• [Your assignment] Please copy each line of the records below that includes the word "prefix".

• [Stored data]
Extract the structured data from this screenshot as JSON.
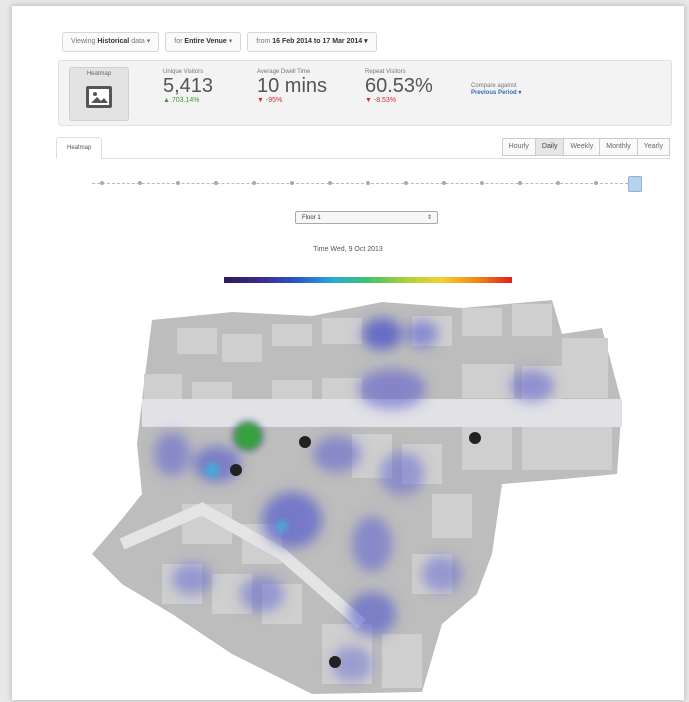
{
  "filters": [
    {
      "prefix": "Viewing",
      "value": "Historical",
      "suffix": "data ▾"
    },
    {
      "prefix": "for",
      "value": "Entire Venue",
      "suffix": "▾"
    },
    {
      "prefix": "from",
      "value": "16 Feb 2014",
      "suffix": "to 17 Mar 2014 ▾"
    }
  ],
  "stats_panel": {
    "heatmap_label": "Heatmap",
    "metrics": [
      {
        "title": "Unique Visitors",
        "value": "5,413",
        "delta": "▲ 703.14%",
        "delta_color": "#3a9a3a"
      },
      {
        "title": "Average Dwell Time",
        "value": "10 mins",
        "delta": "▼ -95%",
        "delta_color": "#d0303a"
      },
      {
        "title": "Repeat Visitors",
        "value": "60.53%",
        "delta": "▼ -8.53%",
        "delta_color": "#d0303a"
      }
    ],
    "compare_label": "Compare against",
    "compare_value": "Previous Period ▾"
  },
  "tabs": {
    "heatmap_tab": "Heatmap",
    "periods": [
      "Hourly",
      "Daily",
      "Weekly",
      "Monthly",
      "Yearly"
    ],
    "active_period": "Daily"
  },
  "floor_select": {
    "value": "Floor 1",
    "arrow": "⇕"
  },
  "time_label": "Time  Wed, 9 Oct 2013",
  "map_icons": [
    "toilet-icon",
    "wheelchair-icon",
    "info-icon",
    "info-icon",
    "info-icon"
  ]
}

• [Written solution]
      "prefix": "Viewing",
      "prefix": "for",
      "prefix": "from",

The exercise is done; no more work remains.